• **Entries supplied**:
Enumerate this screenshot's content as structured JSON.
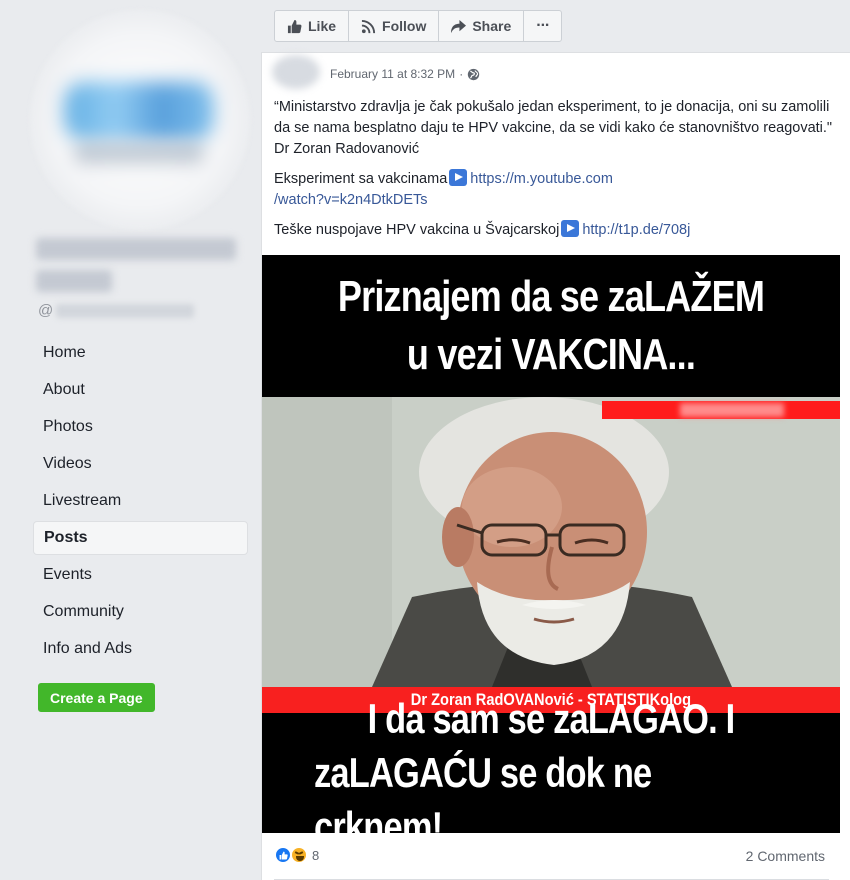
{
  "page": {
    "handle_prefix": "@"
  },
  "sidebar": {
    "items": [
      {
        "label": "Home"
      },
      {
        "label": "About"
      },
      {
        "label": "Photos"
      },
      {
        "label": "Videos"
      },
      {
        "label": "Livestream"
      },
      {
        "label": "Posts",
        "active": true
      },
      {
        "label": "Events"
      },
      {
        "label": "Community"
      },
      {
        "label": "Info and Ads"
      }
    ],
    "create_page_label": "Create a Page"
  },
  "action_bar": {
    "like_label": "Like",
    "follow_label": "Follow",
    "share_label": "Share",
    "more_label": "···"
  },
  "post": {
    "timestamp": "February 11 at 8:32 PM",
    "separator": "·",
    "quote_text": "“Ministarstvo zdravlja je čak pokušalo jedan eksperiment, to je donacija, oni su zamolili da se nama besplatno daju te HPV vakcine, da se vidi kako će stanovništvo reagovati.\" Dr Zoran Radovanović",
    "link1_prefix": "Eksperiment sa vakcinama",
    "link1_url_line1": "https://m.youtube.com",
    "link1_url_line2": "/watch?v=k2n4DtkDETs",
    "link2_prefix": "Teške nuspojave HPV vakcina u Švajcarskoj",
    "link2_url": "http://t1p.de/708j",
    "meme": {
      "top_line1": "Priznajem da se zaLAŽEM",
      "top_line2": "u vezi VAKCINA...",
      "name_strip": "Dr Zoran RadOVANović - STATISTIKolog",
      "bottom_line1": "I da sam se zaLAGAO. I",
      "bottom_line2": "zaLAGAĆU se dok ne crknem!"
    },
    "reaction_count": "8",
    "comments_label": "2 Comments"
  },
  "colors": {
    "link": "#385898",
    "create_button": "#42b72a",
    "name_strip": "#f8201f",
    "page_background": "#e9ebee"
  },
  "icons": [
    "like-thumb-icon",
    "follow-rss-icon",
    "share-arrow-icon",
    "globe-icon",
    "youtube-play-icon",
    "like-reaction-icon",
    "haha-reaction-icon"
  ]
}
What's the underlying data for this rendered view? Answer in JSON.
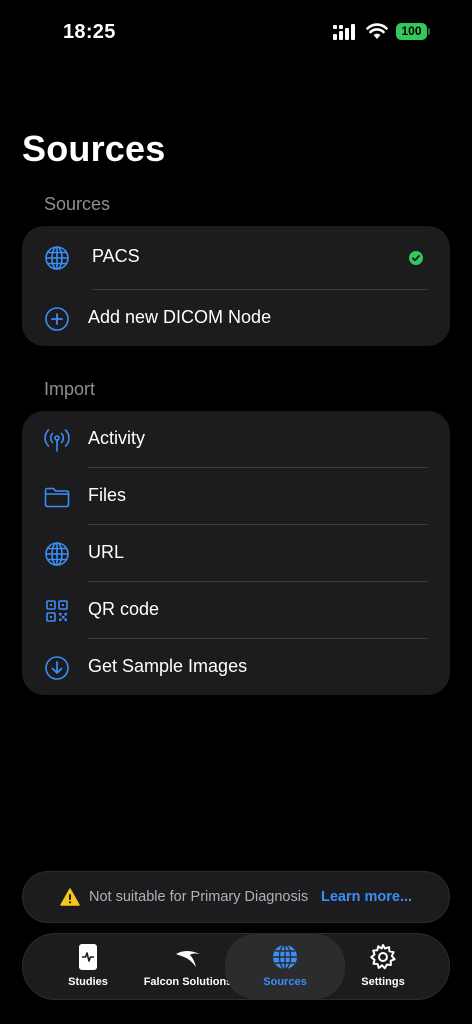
{
  "status_bar": {
    "time": "18:25",
    "battery": "100"
  },
  "page_title": "Sources",
  "sources_section": {
    "header": "Sources",
    "items": [
      {
        "label": "PACS",
        "icon": "globe-icon",
        "status": "connected"
      },
      {
        "label": "Add new DICOM Node",
        "icon": "plus-circle-icon"
      }
    ]
  },
  "import_section": {
    "header": "Import",
    "items": [
      {
        "label": "Activity",
        "icon": "antenna-icon"
      },
      {
        "label": "Files",
        "icon": "folder-icon"
      },
      {
        "label": "URL",
        "icon": "globe-icon"
      },
      {
        "label": "QR code",
        "icon": "qr-code-icon"
      },
      {
        "label": "Get Sample Images",
        "icon": "download-circle-icon"
      }
    ]
  },
  "warning": {
    "text": "Not suitable for Primary Diagnosis",
    "link": "Learn more..."
  },
  "tabs": [
    {
      "label": "Studies",
      "icon": "studies-icon"
    },
    {
      "label": "Falcon Solutions",
      "icon": "falcon-icon"
    },
    {
      "label": "Sources",
      "icon": "globe-icon",
      "active": true
    },
    {
      "label": "Settings",
      "icon": "gear-icon"
    }
  ],
  "colors": {
    "accent": "#3a8ef6",
    "status_ok": "#34c759",
    "warning": "#f5c518",
    "card": "#1c1c1e",
    "background": "#000000"
  }
}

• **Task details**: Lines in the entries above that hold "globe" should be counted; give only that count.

• **Solution to the exercise**: 4